Libya: All About Oil, or All About Banking?
by Ellen Brown
April 14, 2011
Several writers have noted the odd fact that the Libyan rebels took time out from their rebellion in March to create their own central bank – this before they even had a government. Robert Wenzel wrote in the Economic Policy Journal:
I have never before heard of a central bank being created in just a matter of weeks out of a popular uprising. This suggests we have a bit more than a rag tag bunch of rebels running around and that there are some pretty sophisticated influences.
Alex Newman wrote in the New American:
In a statement released last week, the rebels reported on the results of a meeting held on March 19. Among other things, the supposed rag-tag revolutionaries announced the “[d]esignation of the Central Bank of Benghazi as a monetary authority competent in monetary policies in Libya and appointment of a Governor to the Central Bank of Libya, with a temporary headquarters in Benghazi.”
Newman quoted CNBC senior editor John Carney, who asked, “Is this the first time a revolutionary group has created a central bank while it is still in the midst of fighting the entrenched political power? It certainly seems to indicate how extraordinarily powerful central bankers have become in our era.”
Another anomaly involves the official justification for taking up arms against Libya. Supposedly it’s about human rights violations, but the evidence is contradictory. According to an article on the Fox News website on February 28:
As the United Nations works feverishly to condemn Libyan leader Muammar al-Qaddafi for cracking down on protesters, the body’s Human Rights Council is poised to adopt a report chock-full of praise for Libya’s human rights record.
The review commends Libya for improving educational opportunities, for making human rights a “priority” and for bettering its “constitutional” framework. Several countries, including Iran, Venezuela, North Korea, and Saudi Arabia but also Canada, give Libya positive marks for the legal protections afforded to its citizens — who are now revolting against the regime and facing bloody reprisal.
Whatever might be said of Gaddafi, the Libyan people seem to be thriving. A delegation of medical professionals from Russia, Ukraine and Belarus wrote in an appeal to Russian President Medvedev and Prime Minister Putin that after becoming acquainted with Libyan life, it was their view that in few nations did people live in such comfort:
[Libyans] are entitled to free treatment, and their hospitals provide the best in the world of medical equipment. Education in Libya is free, capable young people have the opportunity to study abroad at government expense. When marrying, young couples receive 60,000 Libyan dinars (about 50,000 U.S. dollars) of financial assistance.
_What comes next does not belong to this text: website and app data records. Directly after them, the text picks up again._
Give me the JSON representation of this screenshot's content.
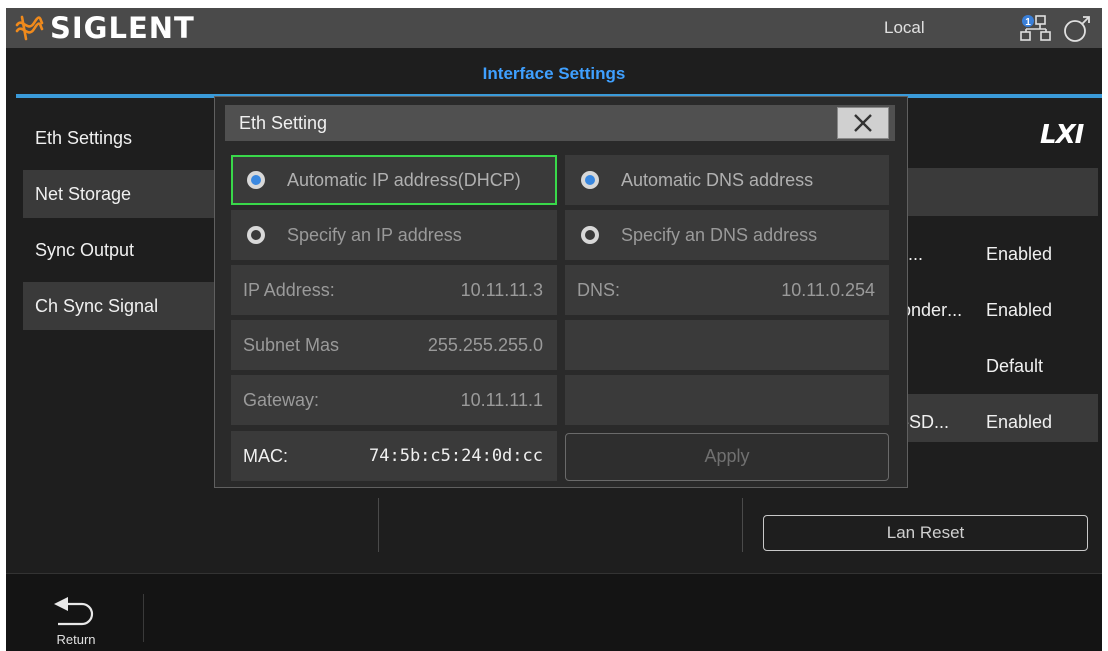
{
  "topbar": {
    "brand": "SIGLENT",
    "status": "Local",
    "network_badge": "1"
  },
  "page_title": "Interface Settings",
  "menu": [
    {
      "label": "Eth Settings"
    },
    {
      "label": "Net Storage"
    },
    {
      "label": "Sync Output"
    },
    {
      "label": "Ch Sync Signal"
    }
  ],
  "background_panel": {
    "logo": "LXI",
    "rows": [
      {
        "label": "...IP:",
        "value": "Enabled"
      },
      {
        "label": "...ponder:",
        "value": "Enabled"
      },
      {
        "label": "...:",
        "value": "Default"
      },
      {
        "label": "...S-SD:",
        "value": "Enabled"
      }
    ],
    "lan_reset_label": "Lan Reset"
  },
  "dialog": {
    "title": "Eth Setting",
    "ip_auto_label": "Automatic IP address(DHCP)",
    "ip_manual_label": "Specify an IP address",
    "dns_auto_label": "Automatic DNS address",
    "dns_manual_label": "Specify an DNS address",
    "ip_address_label": "IP Address:",
    "ip_address_value": "10.11.11.3",
    "subnet_label": "Subnet Mas",
    "subnet_value": "255.255.255.0",
    "gateway_label": "Gateway:",
    "gateway_value": "10.11.11.1",
    "mac_label": "MAC:",
    "mac_value": "74:5b:c5:24:0d:cc",
    "dns_label": "DNS:",
    "dns_value": "10.11.0.254",
    "apply_label": "Apply"
  },
  "bottombar": {
    "return_label": "Return"
  },
  "colors": {
    "accent": "#3fa0ff",
    "focus": "#39d84a",
    "radio_selected": "#3a88e0",
    "logo_orange": "#f08a1c"
  }
}
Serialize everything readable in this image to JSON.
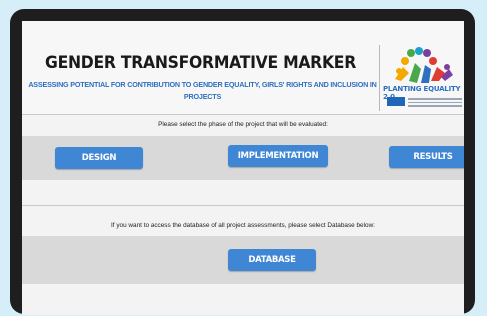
{
  "header": {
    "title": "GENDER TRANSFORMATIVE MARKER",
    "subtitle": "ASSESSING POTENTIAL FOR CONTRIBUTION TO GENDER EQUALITY, GIRLS' RIGHTS AND INCLUSION IN PROJECTS"
  },
  "logo": {
    "name": "PLANTING EQUALITY 2.0",
    "colors": [
      "#e03c31",
      "#f2a900",
      "#2f6fbf",
      "#4aa84a",
      "#7b3fa0",
      "#19a3c9"
    ]
  },
  "phase_section": {
    "prompt": "Please select the phase of the project that will be evaluated:",
    "buttons": {
      "design": "DESIGN",
      "implementation": "IMPLEMENTATION",
      "results": "RESULTS"
    }
  },
  "database_section": {
    "prompt": "If you want to access the database of all project assessments, please select Database below:",
    "button": "DATABASE"
  },
  "colors": {
    "button": "#3f86d4",
    "subtitle": "#2f6fbf",
    "band": "#d9d9d9",
    "frame": "#1e1e1e",
    "backdrop": "#d6eef7"
  }
}
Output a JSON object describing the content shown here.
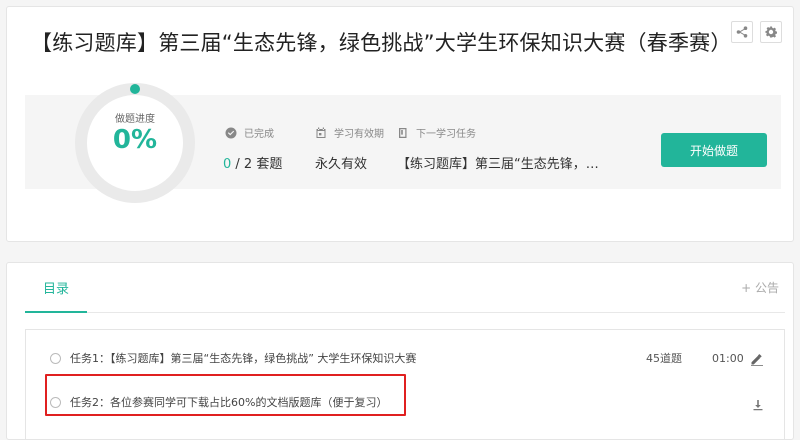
{
  "header": {
    "title": "【练习题库】第三届“生态先锋，绿色挑战”大学生环保知识大赛（春季赛）"
  },
  "progress": {
    "label": "做题进度",
    "percent_text": "0%",
    "fraction": 0
  },
  "stats": {
    "done_label": "已完成",
    "done_count": "0",
    "done_total": " / 2 套题",
    "validity_label": "学习有效期",
    "validity_value": "永久有效",
    "next_label": "下一学习任务",
    "next_value": "【练习题库】第三届“生态先锋，绿色挑战”大学生环保知识大赛"
  },
  "start_button": "开始做题",
  "tabs": {
    "catalog": "目录",
    "announcement": "+ 公告"
  },
  "tasks": [
    {
      "text": "任务1：【练习题库】第三届“生态先锋，绿色挑战” 大学生环保知识大赛",
      "count": "45道题",
      "time": "01:00"
    },
    {
      "text": "任务2：各位参赛同学可下载占比60%的文档版题库（便于复习）"
    }
  ],
  "colors": {
    "accent": "#22b59a",
    "highlight": "#e02020"
  },
  "icons": {
    "share": "share-icon",
    "settings": "gear-icon",
    "done": "check-circle-icon",
    "validity": "calendar-icon",
    "next": "book-icon",
    "edit": "pencil-icon",
    "download": "download-icon"
  }
}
Non-interest state loans, and as practice shows, undated. Due to government subsidies the price of cars is much lower than in Europe, and they are affordable for every family. Gasoline and bread cost a penny, no taxes for those who are engaged in agriculture. The Libyan people are quiet and peaceful, are not inclined to drink, and are very religious.
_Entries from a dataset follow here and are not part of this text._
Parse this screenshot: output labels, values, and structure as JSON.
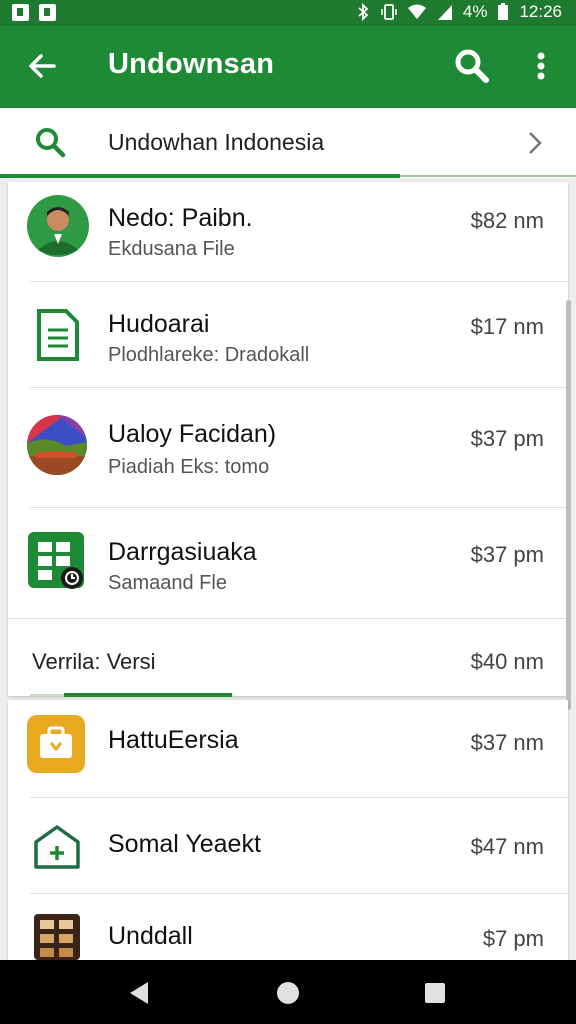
{
  "status_bar": {
    "battery": "4%",
    "time": "12:26"
  },
  "app_bar": {
    "title": "Undownsan"
  },
  "search": {
    "text": "Undowhan Indonesia"
  },
  "items": [
    {
      "name": "Nedo: Paibn.",
      "subtitle": "Ekdusana File",
      "amount": "$82 nm",
      "icon": "person-avatar-icon"
    },
    {
      "name": "Hudoarai",
      "subtitle": "Plodhlareke: Dradokall",
      "amount": "$17 nm",
      "icon": "document-icon"
    },
    {
      "name": "Ualoy Facidan)",
      "subtitle": "Piadiah Eks: tomo",
      "amount": "$37 pm",
      "icon": "photo-thumbnail-icon"
    },
    {
      "name": "Darrgasiuaka",
      "subtitle": "Samaand Fle",
      "amount": "$37 pm",
      "icon": "spreadsheet-icon"
    }
  ],
  "version_row": {
    "label": "Verrila: Versi",
    "amount": "$40 nm"
  },
  "items2": [
    {
      "name": "HattuEersia",
      "amount": "$37 nm",
      "icon": "briefcase-icon"
    },
    {
      "name": "Somal Yeaekt",
      "amount": "$47 nm",
      "icon": "home-plus-icon"
    },
    {
      "name": "Unddall",
      "amount": "$7 pm",
      "icon": "calculator-icon"
    }
  ],
  "colors": {
    "primary": "#1f8a35",
    "primary_dark": "#1e7a2e",
    "accent_yellow": "#e8a820"
  }
}
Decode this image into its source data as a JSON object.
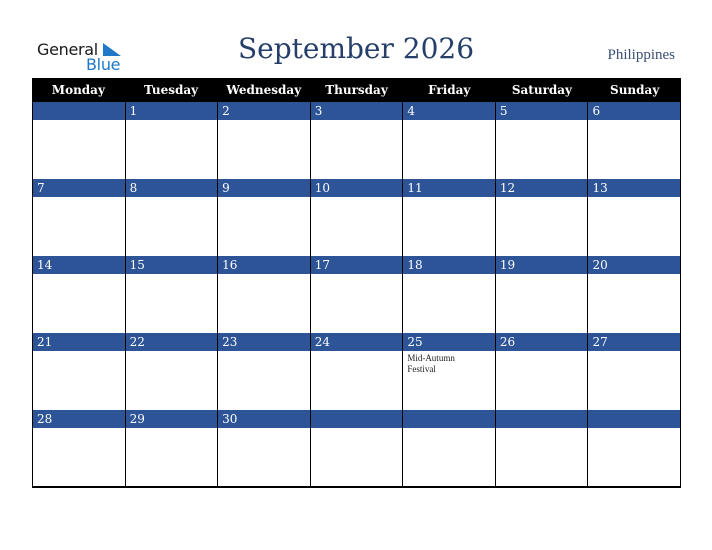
{
  "logo": {
    "line1": "General",
    "line2": "Blue"
  },
  "header": {
    "title": "September 2026",
    "country": "Philippines"
  },
  "colors": {
    "header_bg": "#000000",
    "day_bar": "#2d5496",
    "title": "#253f6a",
    "logo_blue": "#1f78c8"
  },
  "weekdays": [
    "Monday",
    "Tuesday",
    "Wednesday",
    "Thursday",
    "Friday",
    "Saturday",
    "Sunday"
  ],
  "weeks": [
    [
      {
        "day": "",
        "event": ""
      },
      {
        "day": "1",
        "event": ""
      },
      {
        "day": "2",
        "event": ""
      },
      {
        "day": "3",
        "event": ""
      },
      {
        "day": "4",
        "event": ""
      },
      {
        "day": "5",
        "event": ""
      },
      {
        "day": "6",
        "event": ""
      }
    ],
    [
      {
        "day": "7",
        "event": ""
      },
      {
        "day": "8",
        "event": ""
      },
      {
        "day": "9",
        "event": ""
      },
      {
        "day": "10",
        "event": ""
      },
      {
        "day": "11",
        "event": ""
      },
      {
        "day": "12",
        "event": ""
      },
      {
        "day": "13",
        "event": ""
      }
    ],
    [
      {
        "day": "14",
        "event": ""
      },
      {
        "day": "15",
        "event": ""
      },
      {
        "day": "16",
        "event": ""
      },
      {
        "day": "17",
        "event": ""
      },
      {
        "day": "18",
        "event": ""
      },
      {
        "day": "19",
        "event": ""
      },
      {
        "day": "20",
        "event": ""
      }
    ],
    [
      {
        "day": "21",
        "event": ""
      },
      {
        "day": "22",
        "event": ""
      },
      {
        "day": "23",
        "event": ""
      },
      {
        "day": "24",
        "event": ""
      },
      {
        "day": "25",
        "event": "Mid-Autumn Festival"
      },
      {
        "day": "26",
        "event": ""
      },
      {
        "day": "27",
        "event": ""
      }
    ],
    [
      {
        "day": "28",
        "event": ""
      },
      {
        "day": "29",
        "event": ""
      },
      {
        "day": "30",
        "event": ""
      },
      {
        "day": "",
        "event": ""
      },
      {
        "day": "",
        "event": ""
      },
      {
        "day": "",
        "event": ""
      },
      {
        "day": "",
        "event": ""
      }
    ]
  ]
}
They maintained that the international community had been misinformed about the struggle against the regime. “Tell us,” they said, “who would not like such a regime?”